      • A bowl of vegetable soup with crackers and a slice of cheese.
  • Breastfeeding: need approximately 400 extra calories each day.
    • This is like eating:
      • 2 slices of whole wheat toast with peanut butter and half a glass of juice, or
      • A large piece of dried meat or fish and 2 large carrots, or
      • A bowl of chicken noodle soup and a whole wheat bun.

NOTE: You still need to weigh yourself regularly (your nurse will do this at every visit). This is one reason why it is important to go for regular prenatal check-ups. The amount of weight you gain between visits helps tell you and your doctor if you are eating enough or too little and if you are doing enough activity or not. Not sure? Ask them!


Give examples of different fluids and ask participants the caloric intake of each beverage

Beverage,Serving Size,Calories
Soda (soft drinks),1 ½ cups or 12 ounces,124-189
Iced Tea,1 ½ cups,129-143
Orange Juice,1 ½ cups,157-168
Apple Juice,1 ½ cups,169-175
1% low-fat milk,1 ½ cups,154
Starbucks Cafe Latte (whole),1 ½ cups,200
Water,1 ½ cups,0


Question: Do Fluids count as part of your caloric/energy intake for the day?


YES. Remember that fluids count in your total calorie intake for the day


Question: Why aren’t soft drinks or slurpees good for your health?


Because they are high in sugar and calories and do not provide any nutritional benefit. If you are thirsty, have water or milk instead.


How much water do pregnant women need each day? Why is making sure you get enough water important?

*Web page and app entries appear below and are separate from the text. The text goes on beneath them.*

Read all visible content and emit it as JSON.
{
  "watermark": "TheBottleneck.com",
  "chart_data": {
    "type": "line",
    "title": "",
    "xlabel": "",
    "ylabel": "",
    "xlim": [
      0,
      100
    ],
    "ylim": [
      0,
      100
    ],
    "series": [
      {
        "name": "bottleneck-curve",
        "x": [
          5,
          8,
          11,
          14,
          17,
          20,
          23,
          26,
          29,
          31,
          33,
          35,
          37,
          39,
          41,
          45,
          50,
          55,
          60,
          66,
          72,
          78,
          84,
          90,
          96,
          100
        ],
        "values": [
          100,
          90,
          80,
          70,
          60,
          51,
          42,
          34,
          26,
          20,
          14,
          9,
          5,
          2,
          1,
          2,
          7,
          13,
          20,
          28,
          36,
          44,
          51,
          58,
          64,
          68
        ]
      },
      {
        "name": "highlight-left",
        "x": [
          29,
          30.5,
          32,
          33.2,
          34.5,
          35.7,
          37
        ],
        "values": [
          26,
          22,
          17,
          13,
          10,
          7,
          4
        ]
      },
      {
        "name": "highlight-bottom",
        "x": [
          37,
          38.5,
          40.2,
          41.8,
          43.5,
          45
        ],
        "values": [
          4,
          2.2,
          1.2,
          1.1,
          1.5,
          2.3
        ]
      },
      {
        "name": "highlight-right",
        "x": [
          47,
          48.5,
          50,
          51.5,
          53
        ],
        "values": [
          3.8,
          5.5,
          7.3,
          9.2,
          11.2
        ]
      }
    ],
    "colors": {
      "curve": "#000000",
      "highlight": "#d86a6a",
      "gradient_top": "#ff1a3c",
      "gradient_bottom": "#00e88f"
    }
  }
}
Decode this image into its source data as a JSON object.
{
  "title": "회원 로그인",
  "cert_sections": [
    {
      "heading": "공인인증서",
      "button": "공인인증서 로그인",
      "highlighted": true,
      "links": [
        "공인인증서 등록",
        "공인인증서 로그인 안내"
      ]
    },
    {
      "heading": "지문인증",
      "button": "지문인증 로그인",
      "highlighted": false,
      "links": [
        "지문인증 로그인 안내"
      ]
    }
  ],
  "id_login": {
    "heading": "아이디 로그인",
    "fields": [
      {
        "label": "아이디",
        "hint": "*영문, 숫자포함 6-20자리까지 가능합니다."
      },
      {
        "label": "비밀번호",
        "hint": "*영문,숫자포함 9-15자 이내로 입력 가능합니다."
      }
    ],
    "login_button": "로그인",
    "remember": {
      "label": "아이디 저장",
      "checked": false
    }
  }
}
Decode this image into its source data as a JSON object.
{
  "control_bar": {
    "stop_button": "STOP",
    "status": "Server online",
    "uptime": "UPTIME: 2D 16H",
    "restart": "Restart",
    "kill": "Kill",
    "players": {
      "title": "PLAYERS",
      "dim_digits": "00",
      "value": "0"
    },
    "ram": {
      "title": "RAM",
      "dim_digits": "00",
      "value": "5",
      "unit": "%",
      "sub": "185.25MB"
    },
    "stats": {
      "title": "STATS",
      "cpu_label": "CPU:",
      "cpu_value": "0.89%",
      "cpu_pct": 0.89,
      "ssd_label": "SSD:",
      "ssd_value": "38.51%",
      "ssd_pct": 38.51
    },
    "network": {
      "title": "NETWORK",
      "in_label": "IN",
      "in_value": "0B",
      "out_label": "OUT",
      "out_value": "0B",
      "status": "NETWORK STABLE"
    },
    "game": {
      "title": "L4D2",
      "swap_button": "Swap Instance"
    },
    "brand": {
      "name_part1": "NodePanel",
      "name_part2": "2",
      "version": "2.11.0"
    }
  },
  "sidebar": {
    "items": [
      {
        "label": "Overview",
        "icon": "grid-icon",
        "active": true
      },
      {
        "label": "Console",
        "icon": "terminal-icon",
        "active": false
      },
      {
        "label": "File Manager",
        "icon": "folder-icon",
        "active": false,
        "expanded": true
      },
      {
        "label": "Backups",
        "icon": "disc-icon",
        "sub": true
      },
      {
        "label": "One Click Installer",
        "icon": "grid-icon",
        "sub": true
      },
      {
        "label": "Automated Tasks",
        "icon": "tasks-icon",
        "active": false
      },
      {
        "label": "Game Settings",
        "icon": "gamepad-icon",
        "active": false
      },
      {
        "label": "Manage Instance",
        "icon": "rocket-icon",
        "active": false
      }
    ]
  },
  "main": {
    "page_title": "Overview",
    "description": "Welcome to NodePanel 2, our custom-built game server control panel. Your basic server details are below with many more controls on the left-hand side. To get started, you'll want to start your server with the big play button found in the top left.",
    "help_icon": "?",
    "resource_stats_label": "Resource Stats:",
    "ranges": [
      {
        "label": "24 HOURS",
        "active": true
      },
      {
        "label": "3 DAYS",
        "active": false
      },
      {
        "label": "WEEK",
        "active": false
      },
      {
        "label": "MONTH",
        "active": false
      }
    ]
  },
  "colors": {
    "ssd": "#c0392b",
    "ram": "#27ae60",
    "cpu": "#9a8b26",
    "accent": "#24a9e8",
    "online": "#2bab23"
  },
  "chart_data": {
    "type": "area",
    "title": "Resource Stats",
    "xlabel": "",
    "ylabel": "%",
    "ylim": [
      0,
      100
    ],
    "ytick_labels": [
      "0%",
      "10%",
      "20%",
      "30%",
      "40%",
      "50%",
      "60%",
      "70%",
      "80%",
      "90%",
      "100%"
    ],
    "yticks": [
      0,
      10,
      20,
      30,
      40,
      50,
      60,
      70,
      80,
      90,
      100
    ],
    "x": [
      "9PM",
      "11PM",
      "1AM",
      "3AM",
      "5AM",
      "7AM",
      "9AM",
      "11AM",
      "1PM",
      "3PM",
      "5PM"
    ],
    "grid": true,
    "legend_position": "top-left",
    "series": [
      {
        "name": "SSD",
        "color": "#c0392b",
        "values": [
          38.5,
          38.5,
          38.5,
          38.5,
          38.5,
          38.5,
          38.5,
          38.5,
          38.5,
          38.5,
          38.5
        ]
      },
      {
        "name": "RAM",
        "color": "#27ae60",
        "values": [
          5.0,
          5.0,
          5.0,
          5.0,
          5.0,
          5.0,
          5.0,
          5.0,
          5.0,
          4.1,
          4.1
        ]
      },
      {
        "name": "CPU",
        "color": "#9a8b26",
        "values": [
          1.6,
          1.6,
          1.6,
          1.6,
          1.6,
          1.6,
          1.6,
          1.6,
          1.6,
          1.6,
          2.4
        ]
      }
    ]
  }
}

  • Need: 8-12 cups/day, more if the weather is warm or if you are exercising.
  • Not enough water can cause constipation, preterm labor, and miscarriage.
  • Even slight dehydration can contribute to feeling tired.
  • After baby is born, drinking enough water is important to make enough breast milk.
  • High sugar beverages (i.e. pop, juices)/caffeinated beverages (i.e. pop, certain teas, coffee, hot chocolate) can lead to dehydration, and do not count in total fluid intake for the day.
  • Dehydration can be mistaken for hunger. When you feel hungry, try drinking a full glass of water and see if the hunger still remains 15 minutes later. If your hunger goes away, you know you should be drinking more water.

Tips to getting enough fluids

  • Fill a water bottle with the amount of water you hope to finish during the day. Aim to finish it.
  • Keep a written total of the glasses of water you are finishing during the day. Aim for between 8-12 glasses per day.
  • Try crystal lite or Nestea crystals to help you reach your fluid goals for the day without adding unneeded calories or sugar.

BMI = Mass(kg) / (Height (m))2

Height, Height in Centimeters, Meters Squared (for below calculation)
5’12 or 6’0,182.9,3.34